== WHAT THE TASK ASKS ==
What lines in the data below mention the string "Adicionar"? Copy them out.

══════════════════════════════

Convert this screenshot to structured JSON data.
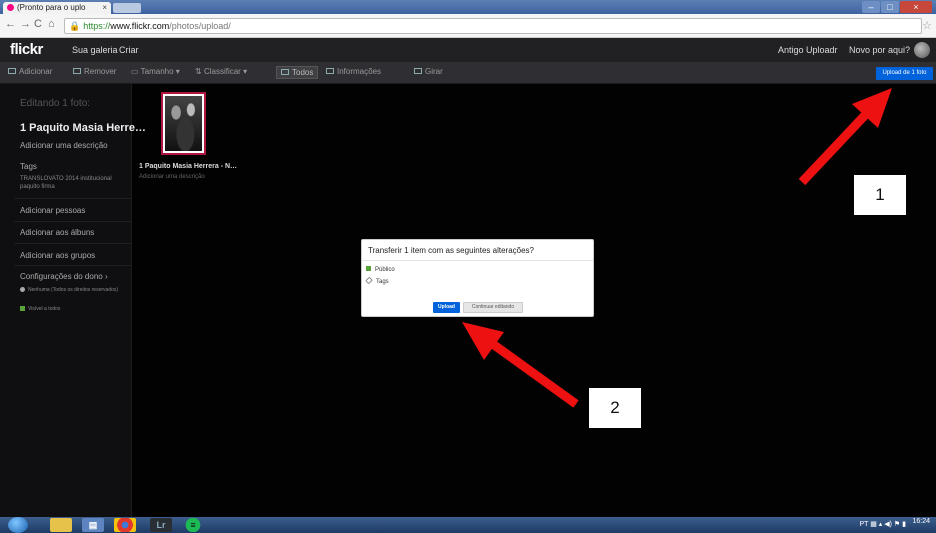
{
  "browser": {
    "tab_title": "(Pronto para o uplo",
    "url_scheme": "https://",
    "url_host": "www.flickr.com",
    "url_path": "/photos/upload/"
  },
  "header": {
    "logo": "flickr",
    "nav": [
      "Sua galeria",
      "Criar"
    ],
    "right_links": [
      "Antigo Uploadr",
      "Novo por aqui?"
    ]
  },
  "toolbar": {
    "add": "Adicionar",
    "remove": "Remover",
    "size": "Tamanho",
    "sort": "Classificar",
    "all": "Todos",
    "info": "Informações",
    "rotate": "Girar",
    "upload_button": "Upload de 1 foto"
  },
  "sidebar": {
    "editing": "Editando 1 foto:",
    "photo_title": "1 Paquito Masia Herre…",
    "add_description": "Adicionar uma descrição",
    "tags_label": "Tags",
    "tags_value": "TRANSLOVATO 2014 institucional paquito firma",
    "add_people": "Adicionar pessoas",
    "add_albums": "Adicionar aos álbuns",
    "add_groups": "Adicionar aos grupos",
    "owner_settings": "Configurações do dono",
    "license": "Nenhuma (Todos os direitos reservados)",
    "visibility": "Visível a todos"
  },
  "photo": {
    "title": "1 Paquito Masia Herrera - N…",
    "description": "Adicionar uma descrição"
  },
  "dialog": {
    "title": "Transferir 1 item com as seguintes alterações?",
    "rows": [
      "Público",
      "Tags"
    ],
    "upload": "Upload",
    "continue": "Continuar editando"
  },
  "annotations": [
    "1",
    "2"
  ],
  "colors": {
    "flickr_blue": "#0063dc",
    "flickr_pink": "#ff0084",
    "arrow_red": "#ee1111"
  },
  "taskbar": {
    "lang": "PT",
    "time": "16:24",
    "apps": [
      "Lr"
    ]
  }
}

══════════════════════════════

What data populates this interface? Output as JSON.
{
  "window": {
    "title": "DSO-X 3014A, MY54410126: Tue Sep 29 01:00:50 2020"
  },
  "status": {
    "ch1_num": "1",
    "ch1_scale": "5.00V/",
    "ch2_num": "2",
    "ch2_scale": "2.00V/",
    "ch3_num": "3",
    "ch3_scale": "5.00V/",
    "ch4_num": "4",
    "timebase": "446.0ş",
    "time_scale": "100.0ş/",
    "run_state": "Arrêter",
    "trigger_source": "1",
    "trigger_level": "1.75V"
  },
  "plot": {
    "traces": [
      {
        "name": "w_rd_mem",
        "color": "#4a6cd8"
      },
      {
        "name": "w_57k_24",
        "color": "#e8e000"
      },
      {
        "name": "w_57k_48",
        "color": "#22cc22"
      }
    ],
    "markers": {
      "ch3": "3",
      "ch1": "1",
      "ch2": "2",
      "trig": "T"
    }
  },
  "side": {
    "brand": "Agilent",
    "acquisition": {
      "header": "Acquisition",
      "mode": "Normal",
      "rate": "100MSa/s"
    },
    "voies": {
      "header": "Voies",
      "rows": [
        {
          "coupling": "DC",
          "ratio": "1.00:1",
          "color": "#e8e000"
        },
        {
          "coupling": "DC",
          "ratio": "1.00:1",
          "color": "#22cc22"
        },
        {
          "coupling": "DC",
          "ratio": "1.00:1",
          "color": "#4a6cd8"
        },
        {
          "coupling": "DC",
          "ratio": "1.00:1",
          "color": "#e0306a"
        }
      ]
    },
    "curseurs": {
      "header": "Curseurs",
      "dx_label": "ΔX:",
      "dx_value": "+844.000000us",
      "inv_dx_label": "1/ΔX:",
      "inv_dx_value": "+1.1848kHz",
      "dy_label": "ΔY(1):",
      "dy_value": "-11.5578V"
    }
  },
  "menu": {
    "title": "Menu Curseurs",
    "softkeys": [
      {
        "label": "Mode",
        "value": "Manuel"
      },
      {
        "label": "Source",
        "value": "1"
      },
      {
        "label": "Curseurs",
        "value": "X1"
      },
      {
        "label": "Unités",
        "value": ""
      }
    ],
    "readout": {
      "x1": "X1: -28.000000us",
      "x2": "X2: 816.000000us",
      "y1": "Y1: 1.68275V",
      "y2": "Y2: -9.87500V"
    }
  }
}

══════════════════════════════

== SOLUTION TO THE PROBLEM ==
    "add": "Adicionar",
    "add_description": "Adicionar uma descrição",
    "add_people": "Adicionar pessoas",
    "add_albums": "Adicionar aos álbuns",
    "add_groups": "Adicionar aos grupos",
    "description": "Adicionar uma descrição"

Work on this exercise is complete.